  11. https://www.urbandictionary.com/define.php?term=The Gear Page The Gear Page Popular music gear forum (often abbreviated as "TGP") frequented by misogynistic, tan-pant-wearing, Millennial-hating Baby Boomers who believe no good music has been created since 1975. Notable former members chased away by the bar-band know-it-alls include John Mayer, Joe Bonamassa and Elliot Easton. I didn't know how much my equipment sucked until I became a member of The Gear Page!
  12. If I hadn't bought the Artist Korina last week for $850 I'd jump on this.
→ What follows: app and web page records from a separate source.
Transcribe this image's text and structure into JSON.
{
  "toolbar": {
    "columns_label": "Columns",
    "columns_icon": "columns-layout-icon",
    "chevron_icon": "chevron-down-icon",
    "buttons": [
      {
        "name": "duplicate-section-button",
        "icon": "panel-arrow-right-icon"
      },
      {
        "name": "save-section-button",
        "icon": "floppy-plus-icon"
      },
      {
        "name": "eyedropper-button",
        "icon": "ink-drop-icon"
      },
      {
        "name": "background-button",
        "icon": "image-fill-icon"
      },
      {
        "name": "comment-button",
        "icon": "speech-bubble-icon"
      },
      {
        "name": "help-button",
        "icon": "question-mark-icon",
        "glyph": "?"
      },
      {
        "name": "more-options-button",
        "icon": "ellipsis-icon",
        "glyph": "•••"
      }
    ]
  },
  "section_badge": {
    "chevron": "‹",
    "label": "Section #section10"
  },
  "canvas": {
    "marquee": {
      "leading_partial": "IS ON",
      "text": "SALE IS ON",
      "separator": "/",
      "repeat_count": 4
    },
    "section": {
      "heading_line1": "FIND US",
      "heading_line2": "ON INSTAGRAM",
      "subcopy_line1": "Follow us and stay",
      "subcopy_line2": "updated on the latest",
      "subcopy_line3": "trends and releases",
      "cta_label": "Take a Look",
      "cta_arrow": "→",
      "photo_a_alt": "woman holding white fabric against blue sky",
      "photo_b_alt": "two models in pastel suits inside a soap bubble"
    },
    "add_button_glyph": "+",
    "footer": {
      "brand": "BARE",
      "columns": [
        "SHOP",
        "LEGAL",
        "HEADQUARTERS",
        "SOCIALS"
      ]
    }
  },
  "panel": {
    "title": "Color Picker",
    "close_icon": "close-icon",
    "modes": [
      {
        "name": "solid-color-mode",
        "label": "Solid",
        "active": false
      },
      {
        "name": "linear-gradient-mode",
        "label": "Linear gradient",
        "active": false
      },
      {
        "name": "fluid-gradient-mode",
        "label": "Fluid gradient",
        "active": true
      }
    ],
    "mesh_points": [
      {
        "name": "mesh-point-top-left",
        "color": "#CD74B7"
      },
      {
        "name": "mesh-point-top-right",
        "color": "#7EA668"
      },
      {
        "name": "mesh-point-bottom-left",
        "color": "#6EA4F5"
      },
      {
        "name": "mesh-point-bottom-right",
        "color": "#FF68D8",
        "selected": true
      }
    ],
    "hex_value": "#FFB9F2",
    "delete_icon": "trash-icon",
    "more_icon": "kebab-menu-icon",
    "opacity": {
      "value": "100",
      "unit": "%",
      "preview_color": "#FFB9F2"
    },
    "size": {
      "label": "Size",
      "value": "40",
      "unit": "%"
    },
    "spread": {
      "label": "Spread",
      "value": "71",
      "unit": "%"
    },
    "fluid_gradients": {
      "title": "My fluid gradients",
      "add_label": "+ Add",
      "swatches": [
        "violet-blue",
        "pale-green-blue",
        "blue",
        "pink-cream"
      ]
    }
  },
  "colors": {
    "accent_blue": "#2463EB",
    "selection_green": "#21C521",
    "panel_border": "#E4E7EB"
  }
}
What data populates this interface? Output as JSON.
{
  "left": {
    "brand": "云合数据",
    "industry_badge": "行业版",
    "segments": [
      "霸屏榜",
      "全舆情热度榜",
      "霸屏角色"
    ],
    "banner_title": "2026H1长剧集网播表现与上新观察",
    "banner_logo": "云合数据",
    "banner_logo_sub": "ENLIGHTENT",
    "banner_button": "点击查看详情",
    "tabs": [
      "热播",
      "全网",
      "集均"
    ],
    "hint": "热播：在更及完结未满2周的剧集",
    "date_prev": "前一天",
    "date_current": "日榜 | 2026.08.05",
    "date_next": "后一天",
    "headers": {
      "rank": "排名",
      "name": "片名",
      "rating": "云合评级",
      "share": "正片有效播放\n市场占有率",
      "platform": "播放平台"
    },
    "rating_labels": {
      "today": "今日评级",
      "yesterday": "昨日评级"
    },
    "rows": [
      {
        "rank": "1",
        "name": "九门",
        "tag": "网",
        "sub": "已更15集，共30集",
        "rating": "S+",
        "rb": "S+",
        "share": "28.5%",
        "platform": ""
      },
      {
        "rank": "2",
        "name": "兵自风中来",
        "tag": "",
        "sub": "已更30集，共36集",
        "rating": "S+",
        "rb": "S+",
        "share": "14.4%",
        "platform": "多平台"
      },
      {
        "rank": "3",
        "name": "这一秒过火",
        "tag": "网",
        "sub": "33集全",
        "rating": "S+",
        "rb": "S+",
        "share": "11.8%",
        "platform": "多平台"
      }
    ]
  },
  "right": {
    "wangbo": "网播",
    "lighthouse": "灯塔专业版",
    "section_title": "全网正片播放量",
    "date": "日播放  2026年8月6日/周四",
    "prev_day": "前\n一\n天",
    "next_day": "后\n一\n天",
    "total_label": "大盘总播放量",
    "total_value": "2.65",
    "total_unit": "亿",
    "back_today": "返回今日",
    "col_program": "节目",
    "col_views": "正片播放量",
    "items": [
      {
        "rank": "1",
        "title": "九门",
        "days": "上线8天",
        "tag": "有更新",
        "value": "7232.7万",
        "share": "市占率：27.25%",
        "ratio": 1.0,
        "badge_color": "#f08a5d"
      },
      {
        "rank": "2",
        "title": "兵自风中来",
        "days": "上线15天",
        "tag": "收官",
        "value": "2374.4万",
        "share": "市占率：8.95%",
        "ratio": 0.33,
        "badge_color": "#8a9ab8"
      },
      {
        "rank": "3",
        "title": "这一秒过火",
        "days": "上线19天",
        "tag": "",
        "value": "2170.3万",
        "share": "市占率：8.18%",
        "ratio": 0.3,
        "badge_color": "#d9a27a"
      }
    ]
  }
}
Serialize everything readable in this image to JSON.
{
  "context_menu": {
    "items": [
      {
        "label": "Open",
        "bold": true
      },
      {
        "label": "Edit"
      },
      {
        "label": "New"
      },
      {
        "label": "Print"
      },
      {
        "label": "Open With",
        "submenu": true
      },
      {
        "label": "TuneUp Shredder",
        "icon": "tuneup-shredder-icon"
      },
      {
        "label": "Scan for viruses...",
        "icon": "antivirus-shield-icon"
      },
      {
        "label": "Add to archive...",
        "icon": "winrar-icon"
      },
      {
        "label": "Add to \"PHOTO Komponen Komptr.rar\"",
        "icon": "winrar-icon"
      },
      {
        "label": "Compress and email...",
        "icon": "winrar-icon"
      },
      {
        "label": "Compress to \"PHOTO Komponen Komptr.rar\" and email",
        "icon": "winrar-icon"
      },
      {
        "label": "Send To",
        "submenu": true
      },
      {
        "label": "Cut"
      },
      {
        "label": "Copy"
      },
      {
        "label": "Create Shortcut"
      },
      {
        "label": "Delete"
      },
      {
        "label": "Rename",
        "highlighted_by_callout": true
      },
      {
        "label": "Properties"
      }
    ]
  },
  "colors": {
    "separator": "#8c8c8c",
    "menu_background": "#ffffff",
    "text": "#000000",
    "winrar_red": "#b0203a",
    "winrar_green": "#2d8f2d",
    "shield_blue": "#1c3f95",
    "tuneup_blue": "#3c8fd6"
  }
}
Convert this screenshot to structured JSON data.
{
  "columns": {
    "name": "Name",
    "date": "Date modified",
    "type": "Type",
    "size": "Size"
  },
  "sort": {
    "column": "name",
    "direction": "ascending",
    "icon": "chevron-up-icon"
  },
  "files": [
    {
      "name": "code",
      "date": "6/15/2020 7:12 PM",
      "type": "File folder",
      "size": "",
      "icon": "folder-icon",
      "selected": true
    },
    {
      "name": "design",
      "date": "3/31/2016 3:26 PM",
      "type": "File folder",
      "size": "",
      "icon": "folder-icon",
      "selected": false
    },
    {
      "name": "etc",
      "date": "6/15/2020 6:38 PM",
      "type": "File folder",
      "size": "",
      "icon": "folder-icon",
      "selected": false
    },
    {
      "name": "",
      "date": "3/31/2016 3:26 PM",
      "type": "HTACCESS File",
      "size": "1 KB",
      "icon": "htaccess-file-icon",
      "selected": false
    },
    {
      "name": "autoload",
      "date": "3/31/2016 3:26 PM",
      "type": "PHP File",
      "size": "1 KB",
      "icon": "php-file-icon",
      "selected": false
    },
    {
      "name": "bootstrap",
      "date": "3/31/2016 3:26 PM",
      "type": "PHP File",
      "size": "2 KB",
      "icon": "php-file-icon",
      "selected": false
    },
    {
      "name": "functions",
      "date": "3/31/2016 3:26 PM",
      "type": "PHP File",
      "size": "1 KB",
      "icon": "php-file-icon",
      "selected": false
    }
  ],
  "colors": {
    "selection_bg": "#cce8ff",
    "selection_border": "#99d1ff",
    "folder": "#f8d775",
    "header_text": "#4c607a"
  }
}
  13. I did a good job of simplifying stuff in 2017. Started out in a new job that had no travel, way less stress, and a lot more money. So I went on a buying and trading and selling spree, because... well, I could! After six months I let go of the "well, I bought it and it didn't rock my world" stuff and am down to one acoustic plus a travel guitar, three old electrics I don't really need but have sentimental/historic attachment to, and The Players. Lucky. The cheap PRS Vela that was literally drug behind a truck. Gouges, road rash, looks like Mad Max played it. I did a relic "patch 'n' sand 'n' spray" on it. Silver. The HSS American Strat. Monica. The custom-order Moniker with Lollar single coils. Blondie. The new-to-me Artist Korina HB. At gigs I don't want to switch guitars, 'cos we "choreograph" everything like a big-stage pop show... no pauses between songs, keep background/incidental music going, all the tuning times and stuff are planned. I'm having a tough time deciding what guitar can get us through our weird mix of Garbage-meets-Ting Tings stuff in tune. In the end it'll be the Strat just because it does everything okay, and the clean rhythm riffs way better than the others. How do you all choose?